▸ Directions for this task
The answer must reproduce the listing exactly, with every picture left out.

▸ Data records
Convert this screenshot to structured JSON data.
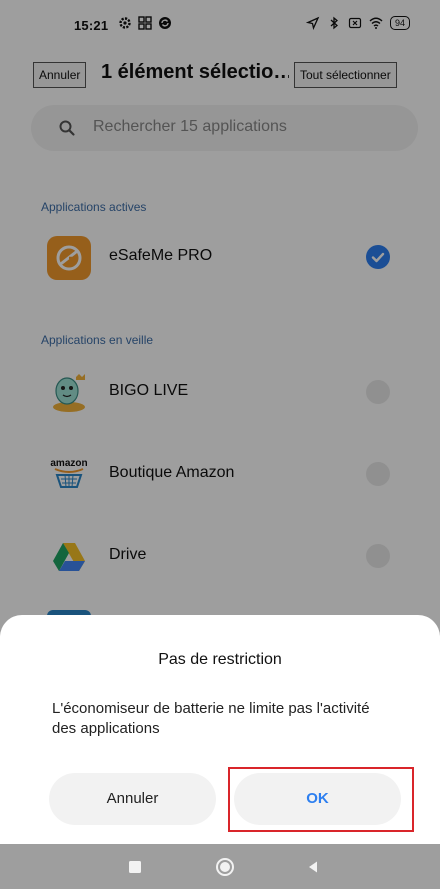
{
  "status_bar": {
    "time": "15:21",
    "battery": "94",
    "icons_left": [
      "settings-icon",
      "grid-icon",
      "sync-icon"
    ],
    "icons_right": [
      "location-icon",
      "bluetooth-icon",
      "no-sim-icon",
      "wifi-icon",
      "battery-icon"
    ]
  },
  "header": {
    "cancel_label": "Annuler",
    "title": "1 élément sélectio…",
    "select_all_label": "Tout sélectionner"
  },
  "search": {
    "placeholder": "Rechercher 15 applications",
    "icon": "search-icon"
  },
  "sections": {
    "active_label": "Applications actives",
    "standby_label": "Applications en veille"
  },
  "apps": {
    "esafeme": {
      "name": "eSafeMe PRO",
      "checked": true
    },
    "bigo": {
      "name": "BIGO LIVE",
      "checked": false
    },
    "amazon": {
      "name": "Boutique Amazon",
      "checked": false,
      "logo_text": "amazon"
    },
    "drive": {
      "name": "Drive",
      "checked": false
    }
  },
  "dialog": {
    "title": "Pas de restriction",
    "body": "L'économiseur de batterie ne limite pas l'activité des applications",
    "cancel_label": "Annuler",
    "ok_label": "OK"
  },
  "colors": {
    "accent": "#2d7ff0",
    "highlight": "#d9252a",
    "section_label": "#3e6ea8"
  },
  "nav_bar": {
    "icons": [
      "recents-square-icon",
      "home-circle-icon",
      "back-triangle-icon"
    ]
  }
}
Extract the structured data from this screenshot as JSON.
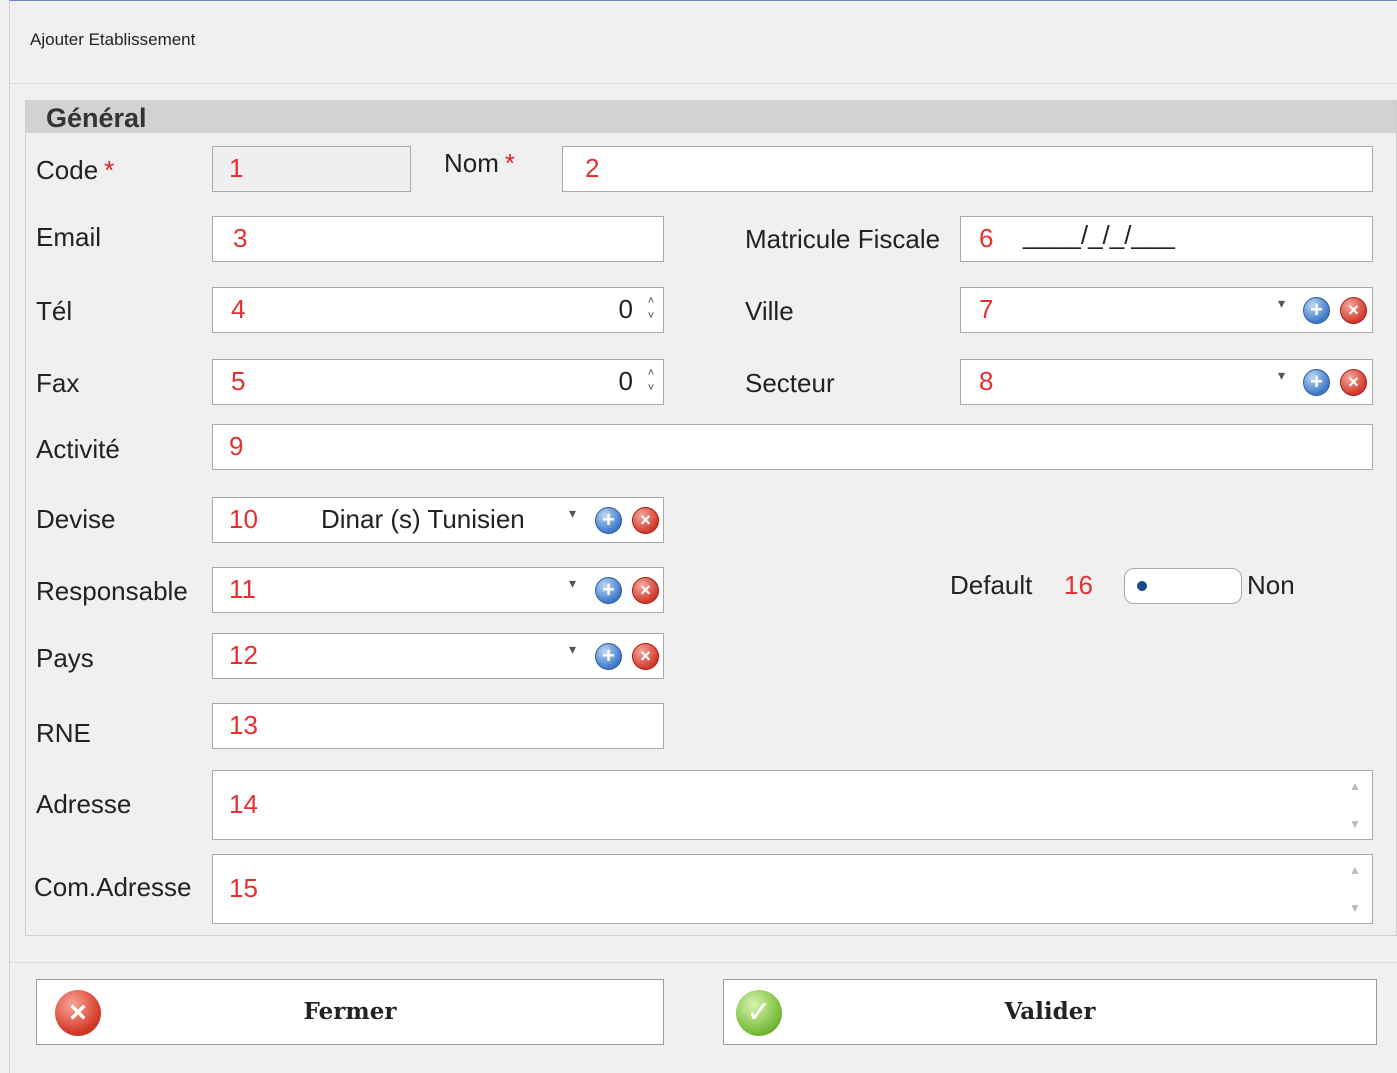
{
  "window": {
    "title": "Ajouter Etablissement"
  },
  "group": {
    "title": "Général"
  },
  "required_mark": "*",
  "fields": {
    "code": {
      "label": "Code",
      "number": "1"
    },
    "nom": {
      "label": "Nom",
      "number": "2"
    },
    "email": {
      "label": "Email",
      "number": "3"
    },
    "tel": {
      "label": "Tél",
      "number": "4",
      "value": "0"
    },
    "fax": {
      "label": "Fax",
      "number": "5",
      "value": "0"
    },
    "matricule": {
      "label": "Matricule Fiscale",
      "number": "6",
      "mask": "____/_/_/___"
    },
    "ville": {
      "label": "Ville",
      "number": "7"
    },
    "secteur": {
      "label": "Secteur",
      "number": "8"
    },
    "activite": {
      "label": "Activité",
      "number": "9"
    },
    "devise": {
      "label": "Devise",
      "number": "10",
      "value": "Dinar (s) Tunisien"
    },
    "responsable": {
      "label": "Responsable",
      "number": "11"
    },
    "pays": {
      "label": "Pays",
      "number": "12"
    },
    "rne": {
      "label": "RNE",
      "number": "13"
    },
    "adresse": {
      "label": "Adresse",
      "number": "14"
    },
    "com_adresse": {
      "label": "Com.Adresse",
      "number": "15"
    },
    "default": {
      "label": "Default",
      "number": "16",
      "state": "Non"
    }
  },
  "icons": {
    "plus": "+",
    "close": "×",
    "check": "✓",
    "dropdown": "▾",
    "spin_up": "˄",
    "spin_down": "˅"
  },
  "buttons": {
    "fermer": "Fermer",
    "valider": "Valider"
  }
}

▸ Final answer
Convert this screenshot to structured JSON data.
{
  "status_bar": {
    "time": "15:21",
    "battery": "94",
    "icons_left": [
      "settings-icon",
      "grid-icon",
      "sync-icon"
    ],
    "icons_right": [
      "location-icon",
      "bluetooth-icon",
      "no-sim-icon",
      "wifi-icon",
      "battery-icon"
    ]
  },
  "header": {
    "cancel_label": "Annuler",
    "title": "1 élément sélectio…",
    "select_all_label": "Tout sélectionner"
  },
  "search": {
    "placeholder": "Rechercher 15 applications",
    "icon": "search-icon"
  },
  "sections": {
    "active_label": "Applications actives",
    "standby_label": "Applications en veille"
  },
  "apps": {
    "esafeme": {
      "name": "eSafeMe PRO",
      "checked": true
    },
    "bigo": {
      "name": "BIGO LIVE",
      "checked": false
    },
    "amazon": {
      "name": "Boutique Amazon",
      "checked": false,
      "logo_text": "amazon"
    },
    "drive": {
      "name": "Drive",
      "checked": false
    }
  },
  "dialog": {
    "title": "Pas de restriction",
    "body": "L'économiseur de batterie ne limite pas l'activité des applications",
    "cancel_label": "Annuler",
    "ok_label": "OK"
  },
  "colors": {
    "accent": "#2d7ff0",
    "highlight": "#d9252a",
    "section_label": "#3e6ea8"
  },
  "nav_bar": {
    "icons": [
      "recents-square-icon",
      "home-circle-icon",
      "back-triangle-icon"
    ]
  }
}
Extract the structured data from this screenshot as JSON.
{
  "window": {
    "title": "Ajouter Etablissement"
  },
  "group": {
    "title": "Général"
  },
  "required_mark": "*",
  "fields": {
    "code": {
      "label": "Code",
      "number": "1"
    },
    "nom": {
      "label": "Nom",
      "number": "2"
    },
    "email": {
      "label": "Email",
      "number": "3"
    },
    "tel": {
      "label": "Tél",
      "number": "4",
      "value": "0"
    },
    "fax": {
      "label": "Fax",
      "number": "5",
      "value": "0"
    },
    "matricule": {
      "label": "Matricule Fiscale",
      "number": "6",
      "mask": "____/_/_/___"
    },
    "ville": {
      "label": "Ville",
      "number": "7"
    },
    "secteur": {
      "label": "Secteur",
      "number": "8"
    },
    "activite": {
      "label": "Activité",
      "number": "9"
    },
    "devise": {
      "label": "Devise",
      "number": "10",
      "value": "Dinar (s) Tunisien"
    },
    "responsable": {
      "label": "Responsable",
      "number": "11"
    },
    "pays": {
      "label": "Pays",
      "number": "12"
    },
    "rne": {
      "label": "RNE",
      "number": "13"
    },
    "adresse": {
      "label": "Adresse",
      "number": "14"
    },
    "com_adresse": {
      "label": "Com.Adresse",
      "number": "15"
    },
    "default": {
      "label": "Default",
      "number": "16",
      "state": "Non"
    }
  },
  "icons": {
    "plus": "+",
    "close": "×",
    "check": "✓",
    "dropdown": "▾",
    "spin_up": "˄",
    "spin_down": "˅"
  },
  "buttons": {
    "fermer": "Fermer",
    "valider": "Valider"
  }
}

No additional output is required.